> Exercise
Set down, in full, every record in the block.

> Data records for software interfaces
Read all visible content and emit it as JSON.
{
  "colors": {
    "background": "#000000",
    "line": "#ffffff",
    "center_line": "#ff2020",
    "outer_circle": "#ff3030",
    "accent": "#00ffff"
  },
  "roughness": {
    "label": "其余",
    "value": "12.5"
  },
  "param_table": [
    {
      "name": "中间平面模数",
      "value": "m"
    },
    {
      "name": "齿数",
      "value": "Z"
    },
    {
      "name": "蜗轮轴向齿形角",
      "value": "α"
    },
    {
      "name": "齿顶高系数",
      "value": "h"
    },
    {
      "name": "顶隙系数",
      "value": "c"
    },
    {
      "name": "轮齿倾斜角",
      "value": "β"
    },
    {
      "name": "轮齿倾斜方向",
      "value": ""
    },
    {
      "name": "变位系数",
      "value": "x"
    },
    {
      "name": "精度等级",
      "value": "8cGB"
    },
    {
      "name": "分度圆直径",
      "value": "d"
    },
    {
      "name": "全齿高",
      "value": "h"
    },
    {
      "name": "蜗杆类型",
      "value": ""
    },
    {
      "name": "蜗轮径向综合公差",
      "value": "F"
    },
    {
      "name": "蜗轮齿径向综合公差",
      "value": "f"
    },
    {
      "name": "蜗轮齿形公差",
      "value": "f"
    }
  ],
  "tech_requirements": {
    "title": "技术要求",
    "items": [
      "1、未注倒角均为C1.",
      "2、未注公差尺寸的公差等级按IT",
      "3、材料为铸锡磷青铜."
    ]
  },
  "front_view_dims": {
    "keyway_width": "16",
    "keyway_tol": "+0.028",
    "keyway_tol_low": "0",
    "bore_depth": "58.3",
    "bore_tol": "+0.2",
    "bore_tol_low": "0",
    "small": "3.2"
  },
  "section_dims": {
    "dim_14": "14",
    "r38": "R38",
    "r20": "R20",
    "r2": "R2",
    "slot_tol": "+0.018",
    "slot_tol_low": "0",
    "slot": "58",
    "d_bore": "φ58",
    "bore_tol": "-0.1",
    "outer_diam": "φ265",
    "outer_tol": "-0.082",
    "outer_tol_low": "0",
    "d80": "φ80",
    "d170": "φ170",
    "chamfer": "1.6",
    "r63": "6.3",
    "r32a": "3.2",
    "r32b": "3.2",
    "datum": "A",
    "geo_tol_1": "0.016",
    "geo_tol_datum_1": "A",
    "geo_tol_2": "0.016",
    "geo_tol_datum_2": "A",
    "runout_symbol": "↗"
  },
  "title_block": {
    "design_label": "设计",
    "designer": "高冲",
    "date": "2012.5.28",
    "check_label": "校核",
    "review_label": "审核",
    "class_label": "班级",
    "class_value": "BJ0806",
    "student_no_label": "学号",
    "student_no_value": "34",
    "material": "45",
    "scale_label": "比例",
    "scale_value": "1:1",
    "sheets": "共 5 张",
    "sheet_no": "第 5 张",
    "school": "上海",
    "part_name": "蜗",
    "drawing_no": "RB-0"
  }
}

> Exercise answer
Read all visible content and emit it as JSON.
{
  "colors": {
    "background": "#000000",
    "line": "#ffffff",
    "center_line": "#ff2020",
    "outer_circle": "#ff3030",
    "accent": "#00ffff"
  },
  "roughness": {
    "label": "其余",
    "value": "12.5"
  },
  "param_table": [
    {
      "name": "中间平面模数",
      "value": "m"
    },
    {
      "name": "齿数",
      "value": "Z"
    },
    {
      "name": "蜗轮轴向齿形角",
      "value": "α"
    },
    {
      "name": "齿顶高系数",
      "value": "h"
    },
    {
      "name": "顶隙系数",
      "value": "c"
    },
    {
      "name": "轮齿倾斜角",
      "value": "β"
    },
    {
      "name": "轮齿倾斜方向",
      "value": ""
    },
    {
      "name": "变位系数",
      "value": "x"
    },
    {
      "name": "精度等级",
      "value": "8cGB"
    },
    {
      "name": "分度圆直径",
      "value": "d"
    },
    {
      "name": "全齿高",
      "value": "h"
    },
    {
      "name": "蜗杆类型",
      "value": ""
    },
    {
      "name": "蜗轮径向综合公差",
      "value": "F"
    },
    {
      "name": "蜗轮齿径向综合公差",
      "value": "f"
    },
    {
      "name": "蜗轮齿形公差",
      "value": "f"
    }
  ],
  "tech_requirements": {
    "title": "技术要求",
    "items": [
      "1、未注倒角均为C1.",
      "2、未注公差尺寸的公差等级按IT",
      "3、材料为铸锡磷青铜."
    ]
  },
  "front_view_dims": {
    "keyway_width": "16",
    "keyway_tol": "+0.028",
    "keyway_tol_low": "0",
    "bore_depth": "58.3",
    "bore_tol": "+0.2",
    "bore_tol_low": "0",
    "small": "3.2"
  },
  "section_dims": {
    "dim_14": "14",
    "r38": "R38",
    "r20": "R20",
    "r2": "R2",
    "slot_tol": "+0.018",
    "slot_tol_low": "0",
    "slot": "58",
    "d_bore": "φ58",
    "bore_tol": "-0.1",
    "outer_diam": "φ265",
    "outer_tol": "-0.082",
    "outer_tol_low": "0",
    "d80": "φ80",
    "d170": "φ170",
    "chamfer": "1.6",
    "r63": "6.3",
    "r32a": "3.2",
    "r32b": "3.2",
    "datum": "A",
    "geo_tol_1": "0.016",
    "geo_tol_datum_1": "A",
    "geo_tol_2": "0.016",
    "geo_tol_datum_2": "A",
    "runout_symbol": "↗"
  },
  "title_block": {
    "design_label": "设计",
    "designer": "高冲",
    "date": "2012.5.28",
    "check_label": "校核",
    "review_label": "审核",
    "class_label": "班级",
    "class_value": "BJ0806",
    "student_no_label": "学号",
    "student_no_value": "34",
    "material": "45",
    "scale_label": "比例",
    "scale_value": "1:1",
    "sheets": "共 5 张",
    "sheet_no": "第 5 张",
    "school": "上海",
    "part_name": "蜗",
    "drawing_no": "RB-0"
  }
}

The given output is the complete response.